(Dataset rows describing interfaces)

%%

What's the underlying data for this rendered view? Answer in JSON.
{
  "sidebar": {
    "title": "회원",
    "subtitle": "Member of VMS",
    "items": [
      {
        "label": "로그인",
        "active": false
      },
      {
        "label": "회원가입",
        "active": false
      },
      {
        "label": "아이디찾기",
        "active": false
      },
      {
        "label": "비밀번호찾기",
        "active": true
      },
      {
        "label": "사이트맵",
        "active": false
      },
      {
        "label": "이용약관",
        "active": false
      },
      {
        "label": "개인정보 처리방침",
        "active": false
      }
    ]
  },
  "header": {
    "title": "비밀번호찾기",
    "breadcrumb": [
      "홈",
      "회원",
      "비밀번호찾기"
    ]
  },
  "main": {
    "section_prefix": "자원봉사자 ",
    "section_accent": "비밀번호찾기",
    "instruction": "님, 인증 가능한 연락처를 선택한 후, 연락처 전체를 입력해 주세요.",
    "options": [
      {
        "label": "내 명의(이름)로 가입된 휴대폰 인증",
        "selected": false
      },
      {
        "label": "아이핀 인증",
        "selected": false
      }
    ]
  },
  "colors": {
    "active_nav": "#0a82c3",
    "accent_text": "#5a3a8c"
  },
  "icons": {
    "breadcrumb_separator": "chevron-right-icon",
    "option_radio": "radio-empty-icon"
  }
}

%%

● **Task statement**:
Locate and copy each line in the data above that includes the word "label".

● **Answer section**:
        "label": "로그인",
        "label": "회원가입",
        "label": "아이디찾기",
        "label": "비밀번호찾기",
        "label": "사이트맵",
        "label": "이용약관",
        "label": "개인정보 처리방침",
        "label": "내 명의(이름)로 가입된 휴대폰 인증",
        "label": "아이핀 인증",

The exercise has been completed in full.